WASHINGTON — State plans for high-speed rail lines are in danger due to a lack of stable funding and underdeveloped federal leadership and guidance, according to a new report by the Government Accountability Office.
A leadership vacuum or lack of stable funding could make it hard for the rail stakeholders who received $8 billion of American Recovery and Reinvestment Act high-speed rail grants to spend them by the legal deadline, the GAO said.
If unspent, states could lose their highly coveted grants.
The report, released Thursday, said recent history suggests that states will need to secure funding, build public and political support, and collaborate with other stakeholders to carry out passenger rail plans.
“While there is a palpable excitement created by the [ARRA] funding for new high-speed rail service, establishing new service is a difficult, multiyear effort,” the report said.
The task requires federal and state financial resources “far beyond the funds provided by the [ARRA] in a time of continuing federal and state deficits.”
States want the federal government to take the lead on interstate rail cooperation, as nearly all of the federally designated high-speed rail corridors cross state lines.
States are also waiting for the federal government provide guidance fast-rail safety standards.
More importantly for the municipal bond market, states still lack a stable funding source that would help establish a market for financing passenger rail.
“Stakeholders said that a stable federal funding stream would encourage firms to enter and invest in the intercity passenger rail marketplace,” the report said.
“However, even with strong federal leadership and funding, it could take several years to provide the necessary infrastructure, such as for building new passenger rail cars, potentially making it difficult to spend some [ARRA] high speed rail funds by 2017, as required by law,” it said.
The GAO said that the Federal Railroad Administration was required by a 2008 law to quickly draw up a preliminary national rail plan — a second version of which is planned for a September release — and develop a high-speed rail vision.

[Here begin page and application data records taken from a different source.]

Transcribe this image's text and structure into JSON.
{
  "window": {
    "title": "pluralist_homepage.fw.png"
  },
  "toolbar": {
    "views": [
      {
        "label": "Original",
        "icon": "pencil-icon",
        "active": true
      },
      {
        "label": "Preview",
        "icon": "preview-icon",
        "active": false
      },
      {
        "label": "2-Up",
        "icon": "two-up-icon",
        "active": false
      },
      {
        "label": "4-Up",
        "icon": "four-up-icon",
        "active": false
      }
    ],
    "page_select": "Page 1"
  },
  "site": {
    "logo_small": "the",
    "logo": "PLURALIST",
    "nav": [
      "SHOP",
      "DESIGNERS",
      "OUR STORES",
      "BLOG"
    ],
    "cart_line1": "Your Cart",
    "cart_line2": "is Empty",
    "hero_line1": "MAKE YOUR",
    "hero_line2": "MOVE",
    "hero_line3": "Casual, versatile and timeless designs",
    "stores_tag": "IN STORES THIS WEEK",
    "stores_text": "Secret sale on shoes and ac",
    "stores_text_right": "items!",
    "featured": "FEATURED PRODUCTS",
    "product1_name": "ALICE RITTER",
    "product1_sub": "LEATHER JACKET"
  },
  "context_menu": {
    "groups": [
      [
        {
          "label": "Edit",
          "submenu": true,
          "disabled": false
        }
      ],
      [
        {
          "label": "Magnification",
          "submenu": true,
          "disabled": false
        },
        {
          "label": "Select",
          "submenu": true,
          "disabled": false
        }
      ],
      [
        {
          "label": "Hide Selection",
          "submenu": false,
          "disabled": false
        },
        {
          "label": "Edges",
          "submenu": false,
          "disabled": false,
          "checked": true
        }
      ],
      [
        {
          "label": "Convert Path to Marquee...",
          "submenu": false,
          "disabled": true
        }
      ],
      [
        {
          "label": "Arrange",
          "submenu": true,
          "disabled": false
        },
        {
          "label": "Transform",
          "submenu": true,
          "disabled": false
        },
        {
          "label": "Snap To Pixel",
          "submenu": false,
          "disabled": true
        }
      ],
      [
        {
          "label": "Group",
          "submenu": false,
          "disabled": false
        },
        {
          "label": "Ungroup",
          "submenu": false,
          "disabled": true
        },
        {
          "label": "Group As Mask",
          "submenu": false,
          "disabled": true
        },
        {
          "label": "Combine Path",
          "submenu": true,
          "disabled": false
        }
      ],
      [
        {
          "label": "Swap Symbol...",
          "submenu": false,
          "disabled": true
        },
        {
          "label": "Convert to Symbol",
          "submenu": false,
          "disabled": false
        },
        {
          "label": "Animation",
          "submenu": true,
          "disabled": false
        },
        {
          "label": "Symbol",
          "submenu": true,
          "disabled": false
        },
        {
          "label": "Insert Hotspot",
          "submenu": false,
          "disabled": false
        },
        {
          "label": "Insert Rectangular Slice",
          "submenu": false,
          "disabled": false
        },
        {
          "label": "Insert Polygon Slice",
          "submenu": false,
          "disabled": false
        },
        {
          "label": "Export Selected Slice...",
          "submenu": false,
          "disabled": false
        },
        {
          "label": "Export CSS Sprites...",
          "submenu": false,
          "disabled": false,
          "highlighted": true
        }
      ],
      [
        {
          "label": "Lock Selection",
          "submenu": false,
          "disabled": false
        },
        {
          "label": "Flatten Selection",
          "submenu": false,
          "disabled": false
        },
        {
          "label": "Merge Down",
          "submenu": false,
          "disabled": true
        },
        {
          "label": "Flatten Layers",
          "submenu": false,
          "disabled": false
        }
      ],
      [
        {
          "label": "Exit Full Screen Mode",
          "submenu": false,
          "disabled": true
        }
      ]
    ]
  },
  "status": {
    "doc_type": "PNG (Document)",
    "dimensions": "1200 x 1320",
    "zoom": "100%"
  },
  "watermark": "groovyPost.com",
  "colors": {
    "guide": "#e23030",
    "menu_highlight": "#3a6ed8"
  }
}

The “vision” document did not define the federal government’s goals or stakeholder expectations for high-speed intercity passenger rail, and the preliminary rail plan gave states and interstate rail coalitions no recommendations.
While tasked with assembling the two rail plans, the agency was flooded with applications for ARRA high-speed rail grants, and officials had to meet a tight deadline to announce those awards. FRA officials are currently in the “early stages” of setting up agreements with state grantees, the GAO said.
The September national rail plan document will provide states with more guidance on public and private funding, as well as state, local, and federal roles, the report said.
Despite the unresolved issues, the ARRA and fiscal 2010 congressional appropriations shoveled $10.5 billion of funds into the high-speed intercity passenger rail sector, where only $120 million had existed in the previous two fiscal years combined, the report noted.
The U.S. DOT did not provide an opinion on a draft of the GAO’s assessment. The GAO also culled its information from several state departments of transportation including California, Illinois, North Carolina, Pennsylvania, and Virginia, the national rail corporation known as Amtrak, and several freight railroads, manufacturers, and passenger rail advocacy groups.